Lower- and lower-middle-income families would pay a base fee for these services, but higher-income families would pay extra. If such fees were really imposed, most Americans, even middle-income Americans, would be up in arms.

Recently, President Bush proposed that wealthier elderly and disabled Americans on Medicare pay higher fees to reduce the cost for the Medicare Prescription Drug Program, Part D. His proposal would supposedly save about $600 million per year.

$16 billion, or $640 million?

When Part D was created in 2003, it had been projected that Part D premiums and co-payments would not be adequate to fund the program. In fact, the current deficit for Part D far exceeds $600 million per year. The extra fees proposed by the president for wealthier Americans push more costs onto the Medicare beneficiary and do very little to slow the skyrocketing costs for this program. At the same time, the Medicare Advantage Plans (Medicare health-maintenance organizations) are making record profits.

If President Bush is really serious about controlling and reducing the costs for Part D, he needs to follow the money. According to the Congressional Budget Office, the Medicare Advantage Plans are being overpaid by as much as 13 percent, a figure that is increasing spending by more than $16 billion a year.

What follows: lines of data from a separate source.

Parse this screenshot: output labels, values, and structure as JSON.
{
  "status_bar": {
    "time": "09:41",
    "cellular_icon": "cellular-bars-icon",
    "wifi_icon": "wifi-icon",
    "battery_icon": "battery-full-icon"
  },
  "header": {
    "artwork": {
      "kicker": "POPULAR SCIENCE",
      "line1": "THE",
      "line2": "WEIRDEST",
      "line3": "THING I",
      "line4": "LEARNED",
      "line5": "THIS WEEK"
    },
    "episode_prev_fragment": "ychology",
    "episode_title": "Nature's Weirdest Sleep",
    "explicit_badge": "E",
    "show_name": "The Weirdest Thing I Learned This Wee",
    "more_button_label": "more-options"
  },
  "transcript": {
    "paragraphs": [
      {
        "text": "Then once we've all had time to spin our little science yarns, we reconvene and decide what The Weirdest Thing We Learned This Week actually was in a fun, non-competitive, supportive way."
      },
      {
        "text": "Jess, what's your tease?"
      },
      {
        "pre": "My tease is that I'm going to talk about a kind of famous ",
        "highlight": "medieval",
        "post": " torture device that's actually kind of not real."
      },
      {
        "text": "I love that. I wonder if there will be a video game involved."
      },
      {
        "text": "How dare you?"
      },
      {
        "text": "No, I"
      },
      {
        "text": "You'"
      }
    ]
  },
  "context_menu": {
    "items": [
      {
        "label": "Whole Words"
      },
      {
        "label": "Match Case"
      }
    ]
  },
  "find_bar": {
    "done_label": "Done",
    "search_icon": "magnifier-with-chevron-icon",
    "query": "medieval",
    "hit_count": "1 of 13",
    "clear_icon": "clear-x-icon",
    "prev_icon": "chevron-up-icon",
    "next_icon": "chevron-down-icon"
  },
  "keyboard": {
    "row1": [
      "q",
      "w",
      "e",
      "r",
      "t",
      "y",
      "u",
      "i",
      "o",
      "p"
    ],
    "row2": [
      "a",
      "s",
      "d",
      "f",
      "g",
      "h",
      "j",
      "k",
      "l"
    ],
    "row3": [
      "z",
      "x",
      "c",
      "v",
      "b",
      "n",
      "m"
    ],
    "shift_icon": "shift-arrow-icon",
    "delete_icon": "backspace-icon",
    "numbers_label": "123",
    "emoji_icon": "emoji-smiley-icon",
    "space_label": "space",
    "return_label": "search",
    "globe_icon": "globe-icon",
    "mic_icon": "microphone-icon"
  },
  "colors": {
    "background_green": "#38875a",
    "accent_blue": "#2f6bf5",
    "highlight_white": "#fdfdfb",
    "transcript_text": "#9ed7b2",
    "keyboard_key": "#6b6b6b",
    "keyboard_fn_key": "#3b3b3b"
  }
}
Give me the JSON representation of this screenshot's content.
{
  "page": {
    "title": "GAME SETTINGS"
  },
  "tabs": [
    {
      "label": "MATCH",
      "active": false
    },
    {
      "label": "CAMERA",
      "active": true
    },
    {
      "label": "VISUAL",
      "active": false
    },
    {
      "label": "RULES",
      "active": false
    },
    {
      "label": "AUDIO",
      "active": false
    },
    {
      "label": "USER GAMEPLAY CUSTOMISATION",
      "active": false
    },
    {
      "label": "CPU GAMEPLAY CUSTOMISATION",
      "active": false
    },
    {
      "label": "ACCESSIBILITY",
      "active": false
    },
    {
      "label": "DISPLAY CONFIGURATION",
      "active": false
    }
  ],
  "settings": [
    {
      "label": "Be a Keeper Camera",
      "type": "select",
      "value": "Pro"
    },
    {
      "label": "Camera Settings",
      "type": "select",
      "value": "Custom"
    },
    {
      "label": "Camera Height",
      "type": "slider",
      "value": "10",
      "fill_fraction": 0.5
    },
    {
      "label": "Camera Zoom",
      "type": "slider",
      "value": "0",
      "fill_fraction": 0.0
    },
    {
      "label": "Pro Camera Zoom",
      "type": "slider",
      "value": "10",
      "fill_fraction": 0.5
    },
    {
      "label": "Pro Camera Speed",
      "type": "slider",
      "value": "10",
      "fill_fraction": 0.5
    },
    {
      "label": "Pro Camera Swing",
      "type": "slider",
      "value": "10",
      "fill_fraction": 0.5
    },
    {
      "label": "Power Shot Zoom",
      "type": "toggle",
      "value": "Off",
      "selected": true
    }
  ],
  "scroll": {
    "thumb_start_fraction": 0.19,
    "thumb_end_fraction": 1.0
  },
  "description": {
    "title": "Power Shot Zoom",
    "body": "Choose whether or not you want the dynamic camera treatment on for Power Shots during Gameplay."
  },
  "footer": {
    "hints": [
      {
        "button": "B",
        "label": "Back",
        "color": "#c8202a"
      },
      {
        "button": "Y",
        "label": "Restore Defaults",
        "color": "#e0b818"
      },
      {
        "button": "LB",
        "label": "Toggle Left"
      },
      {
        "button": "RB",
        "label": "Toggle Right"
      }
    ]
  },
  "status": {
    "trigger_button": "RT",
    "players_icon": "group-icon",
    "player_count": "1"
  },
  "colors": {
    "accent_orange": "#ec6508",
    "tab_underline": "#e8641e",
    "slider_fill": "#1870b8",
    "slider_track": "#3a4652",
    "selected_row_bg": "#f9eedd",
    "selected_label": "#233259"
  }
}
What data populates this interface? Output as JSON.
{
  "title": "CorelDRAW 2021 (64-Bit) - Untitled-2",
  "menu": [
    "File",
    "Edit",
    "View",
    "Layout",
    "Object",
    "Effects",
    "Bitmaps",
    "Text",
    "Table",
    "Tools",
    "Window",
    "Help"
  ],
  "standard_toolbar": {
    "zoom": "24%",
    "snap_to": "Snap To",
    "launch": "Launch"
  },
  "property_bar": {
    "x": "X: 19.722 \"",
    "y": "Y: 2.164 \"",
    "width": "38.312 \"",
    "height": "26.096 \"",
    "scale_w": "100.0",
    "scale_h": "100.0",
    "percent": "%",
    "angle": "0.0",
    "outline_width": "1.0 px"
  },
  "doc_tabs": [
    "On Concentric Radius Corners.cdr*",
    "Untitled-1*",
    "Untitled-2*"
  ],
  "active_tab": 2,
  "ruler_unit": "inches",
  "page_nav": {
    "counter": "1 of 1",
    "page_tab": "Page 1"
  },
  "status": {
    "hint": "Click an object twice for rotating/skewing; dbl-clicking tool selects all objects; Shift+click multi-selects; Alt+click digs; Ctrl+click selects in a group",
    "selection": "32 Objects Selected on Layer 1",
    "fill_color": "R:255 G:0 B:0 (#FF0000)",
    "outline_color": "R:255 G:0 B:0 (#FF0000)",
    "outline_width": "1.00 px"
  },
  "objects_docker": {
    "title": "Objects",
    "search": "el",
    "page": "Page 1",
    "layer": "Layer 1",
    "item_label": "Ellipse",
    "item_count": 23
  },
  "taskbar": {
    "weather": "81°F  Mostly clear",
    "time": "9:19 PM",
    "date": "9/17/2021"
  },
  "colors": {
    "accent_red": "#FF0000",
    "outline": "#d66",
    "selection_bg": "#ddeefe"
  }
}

If the president is serious about real savings, there is no contest. Save $640 million a year by making wealthier Americans pay more. Or save $16 billion a year by paying the Medicare Advantage Plans less — the same as what is being paid for beneficiaries in traditional Medicare. The choice is obvious.

Our Medicare system is already too complicated. When we consider that Medicare serves our elderly parents and grandparents and others who have disabilities, all of whom may have difficulties completing more forms, then it is easy to see that our Medicare system needs to be simplified and not made even more complicated.

Already, the Medicare Advantage Plans can be a barrier to seeing the doctor whom we may want to see. Now, the president is asking wealthier Americans to pay extra fees. In the larger view of Medicare savings, Bush’s plan does not add up.

Follow the money and take “Advantage” of the real savings. This is where the real savings are — Medicare Advantage Plans.